Most carmakers, even small manufacturers, are adding capacity.
Hyundai India has spent $450 to $500 million on a second plant next to its first one in Madras, which will take its total capacity to 400,000 cars per year by 2007.
Honda is raising its annual capacity to 50,000 units from 30,000 by the end of 2005, at a cost of $33 million.
General Motors has more than doubled the capacity in its Gujarat facility to 60,000 units at a cost of $69 million, and can step up to 80,000 units if required.
Czech carmaker Skoda is also nearly doubling capacity in India, while German car makers BMW and Volkswagen are looking at setting up plants.
French carmaker Renault is in a joint venture with Mahindra & Mahindra (M&M) to make the Logan sedan.
Apart from this there is competition from Indian car manufacturers, who are also exporting cars to other markets.
The decision to launch the Fiesta in India at this point of time raises a question mark. According to Arvind Mathew, managing director, Ford India, the Fiesta is a powerful brand name that is widely admired around the world. Also, success in the domestic market is very important for Ford's operations, as it is reporting flat exports of the Ikon to the Latin American and South African markets since last year.

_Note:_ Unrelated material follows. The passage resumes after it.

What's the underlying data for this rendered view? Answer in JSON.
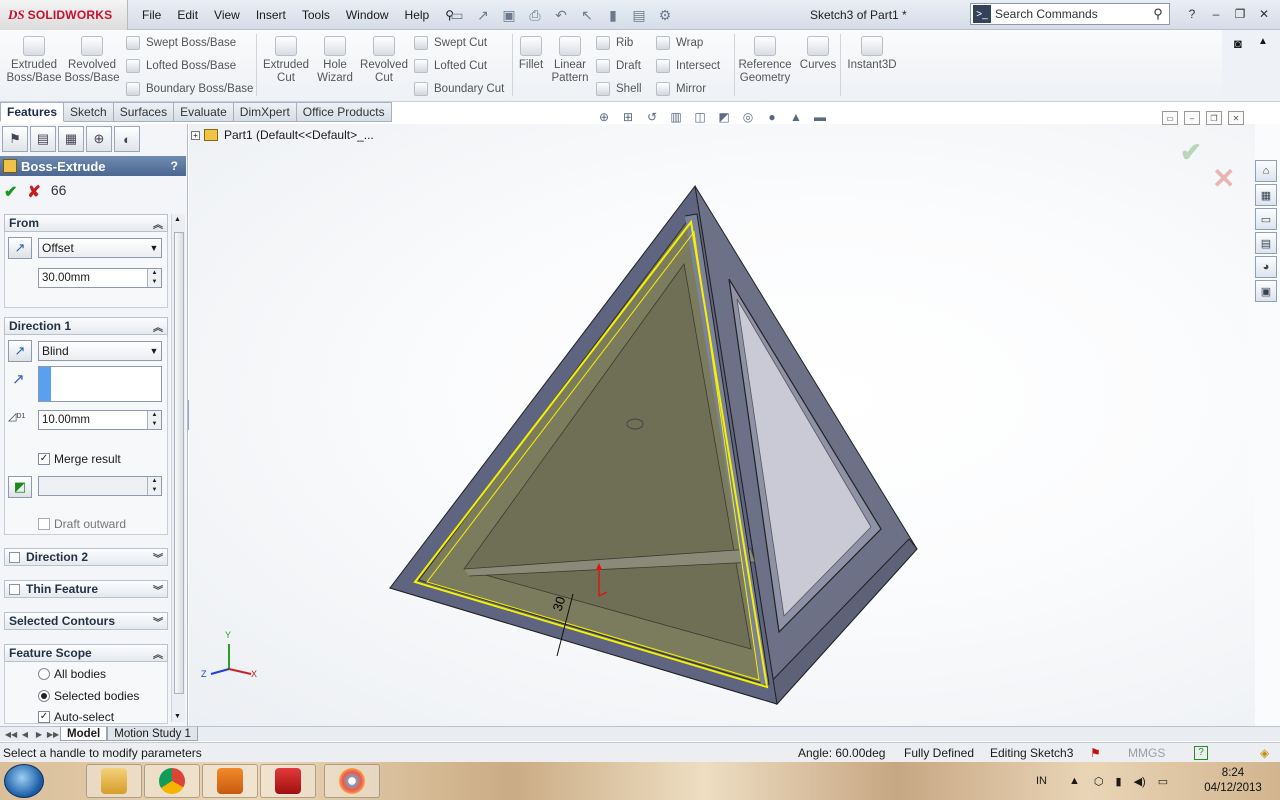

The Fiesta was originally introduced in the '70s and has gone through six redesigns. A small car by American standards - its hatchback version available in Europe is slightly larger than Zen or the Santro - the three box version of the Fiesta to be introduced in India is still smaller than the Corolla and the Elantra. Given its aggressive pricing, the Fiesta may just surprise its rivals. How it does in the showrooms will have to be seen.